- Whether they are attaining any profit tor loss from the work done.
- Whether full responsibility Is taken by them if the remedial or work done is wrong or defective.
- Whether during the same time they are free for working with others.
- Whether they accept that during a single contract the work lasts till the time of the contract ends.
- Whether they have the right in hiring sub-contractors on account of sharing the work given.
- Whether they can recruit an apprentice or any trainee while contracts are executed.
- Whether they have the complete understanding of the contract made.
- Whether tax is subtracted from their pay.
- Whether they are in responsibility to pay their own lability, insurance coverage for sickness or accidents.
- Whether they receive sick leaves or paid holidays
- Whether they provide tax invoice
- Whether they undergo GST returns (HWL, 2011).
Employee misunderstood as a contractor case example
This is the case of Fair Work Ombudsman vs. Happy Cabby Pty Ltd, a company engaged in transportation and shuttling passengers from Newcastle airport to Sydney and vice versa. Drivers were hired as contractors. However, everything was organised, managed and controlled by the organisation. Starting from schedule bookings, pick up scheduling and drop offs, van maintenance, driver reporting, uniforms, logo, compensation everything was organised by the transport company. When an audit was conducted by Fair Work Ombudsman they received some complaints from workers in relation to superannuation payments which was an evident that the employment was misinterpreted to be that of independent contractor work while it was similar to that of an employee. It was a case of sham contracting and penalty was given to the company (MKILegal, 2013).

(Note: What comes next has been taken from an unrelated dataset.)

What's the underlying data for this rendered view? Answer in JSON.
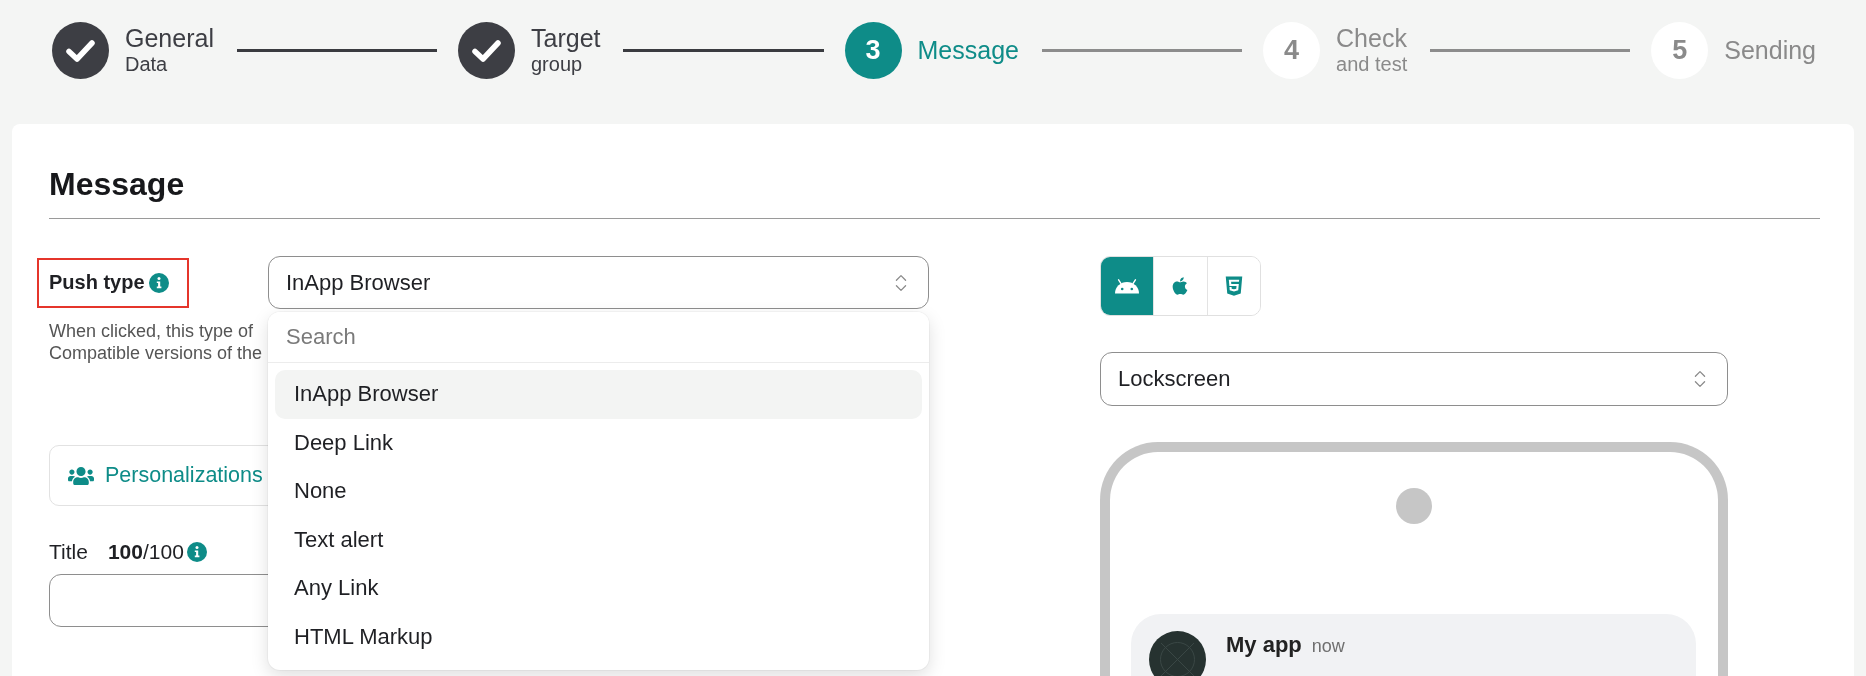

The Section 357 provides employments misrepresented as contact agreements when
- The employer who is employing or intends to employ any person is not representing the person the employment contract under which the individual will be appointed by the employer for service contact where the platform is mentioned that they will work as independent contractors.
- Section (1) is not applicable if it is proven by employer that the employer
a) was unware and
b) was not inattentive
that it was not a contract of service but, a contract of employment (Wheelwright, 2003).
A second case study example is that of “Quest” or the Quest South Perth Holdings Pvt Ltd. It provides service apartments under Contracting Solutions Pvt Ltd. The firm hires labour. They have two housekeepers as a service contract for providing service to Quest. Quest has declared that these housekeepers are working as independent contractor. A proceeding was made in the Federal court by
The Fair Work Ombudsman. There was a breach of the above Section 357(1) here as well. The firm has again misrepresented the relationship of employment as a contract of service (Neca, 2016).As per the Fair Work Act 2009 no employer must misrepresent any employment relationship as independent contract (Legal Services Commission, 2014).
Every policy or contractual employment contract is the centre stage which helps long term employment relating to survive and thrive. Professional lawyers can help employers and employees in the rightful understanding of the development of these contracts in the most appropriate manner. It helps organisations in two ways. It helps keeps risks minimised for the employer and it acts as a shield safeguarding interests of employees.
HWL. (2011). Determining Whether a Person is a Contractor. Available: https://www.hwlebsworth.com.au/latest-news-a-publications/publications/taxation/item/191-determining-whether-a-person-is-a-contractor.html. Last accessed 2nd September 2017.
Legal Services Commission. (2014). An employee is someone who performs work under a contract of employment. Australian Law Journal. 4 (2), p30-35.
MKILegal. (2013). A Sham: Employees Masquerading as Contractors. Available: https://www.perthemploymentlawyers.com.au/employment-lawyer-advice-sham-contracting-arrangements/. Last accessed 2nd September 2017.
Neca. (2016). High Court found employer engaged in sham contracting. Available: https://memberarea.necawa.asn.au/Admin/ViewContentPage?pageId=30&pageId=30. Last accessed 2nd September 2017.
Wheelwright, K. (2003). Case Note. Law Journal. 1 (1), p1-11.